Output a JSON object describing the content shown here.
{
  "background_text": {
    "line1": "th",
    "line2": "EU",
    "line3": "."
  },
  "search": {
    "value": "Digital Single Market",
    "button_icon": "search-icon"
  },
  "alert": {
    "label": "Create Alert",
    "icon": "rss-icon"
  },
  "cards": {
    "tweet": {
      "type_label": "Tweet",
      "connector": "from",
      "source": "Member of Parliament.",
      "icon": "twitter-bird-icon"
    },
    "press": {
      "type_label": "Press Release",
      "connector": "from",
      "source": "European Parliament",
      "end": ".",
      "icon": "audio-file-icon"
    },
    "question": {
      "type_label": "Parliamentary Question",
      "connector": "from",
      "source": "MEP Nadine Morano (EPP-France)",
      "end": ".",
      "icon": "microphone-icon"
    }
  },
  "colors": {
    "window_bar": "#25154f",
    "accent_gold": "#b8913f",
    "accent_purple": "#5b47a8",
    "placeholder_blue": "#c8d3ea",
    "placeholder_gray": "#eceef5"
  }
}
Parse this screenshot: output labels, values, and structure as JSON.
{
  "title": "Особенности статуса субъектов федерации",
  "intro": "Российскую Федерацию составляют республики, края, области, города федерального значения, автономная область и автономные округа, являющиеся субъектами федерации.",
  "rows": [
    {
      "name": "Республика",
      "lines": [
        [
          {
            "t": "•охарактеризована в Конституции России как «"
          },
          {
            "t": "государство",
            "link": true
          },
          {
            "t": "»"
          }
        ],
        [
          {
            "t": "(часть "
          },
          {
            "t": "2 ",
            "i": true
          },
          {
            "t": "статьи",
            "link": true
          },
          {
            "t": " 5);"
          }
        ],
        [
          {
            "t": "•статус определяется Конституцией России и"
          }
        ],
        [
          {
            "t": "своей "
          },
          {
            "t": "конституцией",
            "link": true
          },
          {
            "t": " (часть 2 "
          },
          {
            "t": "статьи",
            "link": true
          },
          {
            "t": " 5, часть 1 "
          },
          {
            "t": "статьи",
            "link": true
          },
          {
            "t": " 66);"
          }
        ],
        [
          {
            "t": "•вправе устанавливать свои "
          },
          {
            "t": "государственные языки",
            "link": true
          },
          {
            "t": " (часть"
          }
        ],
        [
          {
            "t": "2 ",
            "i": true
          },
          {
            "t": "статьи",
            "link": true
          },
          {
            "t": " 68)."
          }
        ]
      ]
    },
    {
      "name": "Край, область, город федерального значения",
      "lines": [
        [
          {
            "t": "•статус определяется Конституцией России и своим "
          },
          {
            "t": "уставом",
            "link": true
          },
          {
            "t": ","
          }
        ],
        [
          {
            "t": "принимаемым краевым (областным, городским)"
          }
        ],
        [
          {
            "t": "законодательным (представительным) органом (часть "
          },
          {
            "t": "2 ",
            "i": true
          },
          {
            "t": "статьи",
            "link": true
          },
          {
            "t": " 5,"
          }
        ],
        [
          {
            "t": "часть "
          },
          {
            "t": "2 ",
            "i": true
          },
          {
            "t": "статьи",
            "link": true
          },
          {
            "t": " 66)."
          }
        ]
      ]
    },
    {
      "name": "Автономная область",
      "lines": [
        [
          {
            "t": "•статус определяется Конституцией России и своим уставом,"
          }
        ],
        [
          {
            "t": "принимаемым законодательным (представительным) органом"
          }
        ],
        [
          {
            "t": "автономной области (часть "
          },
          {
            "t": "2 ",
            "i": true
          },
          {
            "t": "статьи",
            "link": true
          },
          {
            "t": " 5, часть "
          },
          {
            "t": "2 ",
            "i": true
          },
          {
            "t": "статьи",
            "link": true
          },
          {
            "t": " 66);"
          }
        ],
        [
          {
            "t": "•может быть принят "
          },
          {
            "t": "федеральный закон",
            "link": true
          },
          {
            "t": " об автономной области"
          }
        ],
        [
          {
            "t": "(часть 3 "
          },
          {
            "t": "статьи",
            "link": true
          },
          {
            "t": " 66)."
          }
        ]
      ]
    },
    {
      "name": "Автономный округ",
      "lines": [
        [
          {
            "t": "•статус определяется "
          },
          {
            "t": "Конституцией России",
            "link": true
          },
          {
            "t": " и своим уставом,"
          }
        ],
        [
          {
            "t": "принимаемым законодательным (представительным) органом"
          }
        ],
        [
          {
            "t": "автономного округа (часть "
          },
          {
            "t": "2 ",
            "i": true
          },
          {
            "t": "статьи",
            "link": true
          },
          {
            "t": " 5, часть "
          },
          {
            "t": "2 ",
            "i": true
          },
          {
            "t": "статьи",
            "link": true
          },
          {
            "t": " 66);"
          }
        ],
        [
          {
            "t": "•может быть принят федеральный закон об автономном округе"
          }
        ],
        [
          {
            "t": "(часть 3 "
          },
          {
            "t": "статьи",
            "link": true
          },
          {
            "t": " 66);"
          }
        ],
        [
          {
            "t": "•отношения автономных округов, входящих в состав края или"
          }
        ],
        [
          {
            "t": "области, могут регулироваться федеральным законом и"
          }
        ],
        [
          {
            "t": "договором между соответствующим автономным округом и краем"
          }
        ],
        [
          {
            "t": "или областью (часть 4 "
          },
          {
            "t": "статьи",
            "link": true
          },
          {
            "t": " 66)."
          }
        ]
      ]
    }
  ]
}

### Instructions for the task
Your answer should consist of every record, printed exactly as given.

### Response to this task
Output a JSON object describing the content shown here.
{
  "background_text": {
    "line1": "th",
    "line2": "EU",
    "line3": "."
  },
  "search": {
    "value": "Digital Single Market",
    "button_icon": "search-icon"
  },
  "alert": {
    "label": "Create Alert",
    "icon": "rss-icon"
  },
  "cards": {
    "tweet": {
      "type_label": "Tweet",
      "connector": "from",
      "source": "Member of Parliament.",
      "icon": "twitter-bird-icon"
    },
    "press": {
      "type_label": "Press Release",
      "connector": "from",
      "source": "European Parliament",
      "end": ".",
      "icon": "audio-file-icon"
    },
    "question": {
      "type_label": "Parliamentary Question",
      "connector": "from",
      "source": "MEP Nadine Morano (EPP-France)",
      "end": ".",
      "icon": "microphone-icon"
    }
  },
  "colors": {
    "window_bar": "#25154f",
    "accent_gold": "#b8913f",
    "accent_purple": "#5b47a8",
    "placeholder_blue": "#c8d3ea",
    "placeholder_gray": "#eceef5"
  }
}
Parse this screenshot: output labels, values, and structure as JSON.
{
  "title": "Особенности статуса субъектов федерации",
  "intro": "Российскую Федерацию составляют республики, края, области, города федерального значения, автономная область и автономные округа, являющиеся субъектами федерации.",
  "rows": [
    {
      "name": "Республика",
      "lines": [
        [
          {
            "t": "•охарактеризована в Конституции России как «"
          },
          {
            "t": "государство",
            "link": true
          },
          {
            "t": "»"
          }
        ],
        [
          {
            "t": "(часть "
          },
          {
            "t": "2 ",
            "i": true
          },
          {
            "t": "статьи",
            "link": true
          },
          {
            "t": " 5);"
          }
        ],
        [
          {
            "t": "•статус определяется Конституцией России и"
          }
        ],
        [
          {
            "t": "своей "
          },
          {
            "t": "конституцией",
            "link": true
          },
          {
            "t": " (часть 2 "
          },
          {
            "t": "статьи",
            "link": true
          },
          {
            "t": " 5, часть 1 "
          },
          {
            "t": "статьи",
            "link": true
          },
          {
            "t": " 66);"
          }
        ],
        [
          {
            "t": "•вправе устанавливать свои "
          },
          {
            "t": "государственные языки",
            "link": true
          },
          {
            "t": " (часть"
          }
        ],
        [
          {
            "t": "2 ",
            "i": true
          },
          {
            "t": "статьи",
            "link": true
          },
          {
            "t": " 68)."
          }
        ]
      ]
    },
    {
      "name": "Край, область, город федерального значения",
      "lines": [
        [
          {
            "t": "•статус определяется Конституцией России и своим "
          },
          {
            "t": "уставом",
            "link": true
          },
          {
            "t": ","
          }
        ],
        [
          {
            "t": "принимаемым краевым (областным, городским)"
          }
        ],
        [
          {
            "t": "законодательным (представительным) органом (часть "
          },
          {
            "t": "2 ",
            "i": true
          },
          {
            "t": "статьи",
            "link": true
          },
          {
            "t": " 5,"
          }
        ],
        [
          {
            "t": "часть "
          },
          {
            "t": "2 ",
            "i": true
          },
          {
            "t": "статьи",
            "link": true
          },
          {
            "t": " 66)."
          }
        ]
      ]
    },
    {
      "name": "Автономная область",
      "lines": [
        [
          {
            "t": "•статус определяется Конституцией России и своим уставом,"
          }
        ],
        [
          {
            "t": "принимаемым законодательным (представительным) органом"
          }
        ],
        [
          {
            "t": "автономной области (часть "
          },
          {
            "t": "2 ",
            "i": true
          },
          {
            "t": "статьи",
            "link": true
          },
          {
            "t": " 5, часть "
          },
          {
            "t": "2 ",
            "i": true
          },
          {
            "t": "статьи",
            "link": true
          },
          {
            "t": " 66);"
          }
        ],
        [
          {
            "t": "•может быть принят "
          },
          {
            "t": "федеральный закон",
            "link": true
          },
          {
            "t": " об автономной области"
          }
        ],
        [
          {
            "t": "(часть 3 "
          },
          {
            "t": "статьи",
            "link": true
          },
          {
            "t": " 66)."
          }
        ]
      ]
    },
    {
      "name": "Автономный округ",
      "lines": [
        [
          {
            "t": "•статус определяется "
          },
          {
            "t": "Конституцией России",
            "link": true
          },
          {
            "t": " и своим уставом,"
          }
        ],
        [
          {
            "t": "принимаемым законодательным (представительным) органом"
          }
        ],
        [
          {
            "t": "автономного округа (часть "
          },
          {
            "t": "2 ",
            "i": true
          },
          {
            "t": "статьи",
            "link": true
          },
          {
            "t": " 5, часть "
          },
          {
            "t": "2 ",
            "i": true
          },
          {
            "t": "статьи",
            "link": true
          },
          {
            "t": " 66);"
          }
        ],
        [
          {
            "t": "•может быть принят федеральный закон об автономном округе"
          }
        ],
        [
          {
            "t": "(часть 3 "
          },
          {
            "t": "статьи",
            "link": true
          },
          {
            "t": " 66);"
          }
        ],
        [
          {
            "t": "•отношения автономных округов, входящих в состав края или"
          }
        ],
        [
          {
            "t": "области, могут регулироваться федеральным законом и"
          }
        ],
        [
          {
            "t": "договором между соответствующим автономным округом и краем"
          }
        ],
        [
          {
            "t": "или областью (часть 4 "
          },
          {
            "t": "статьи",
            "link": true
          },
          {
            "t": " 66)."
          }
        ]
      ]
    }
  ]
}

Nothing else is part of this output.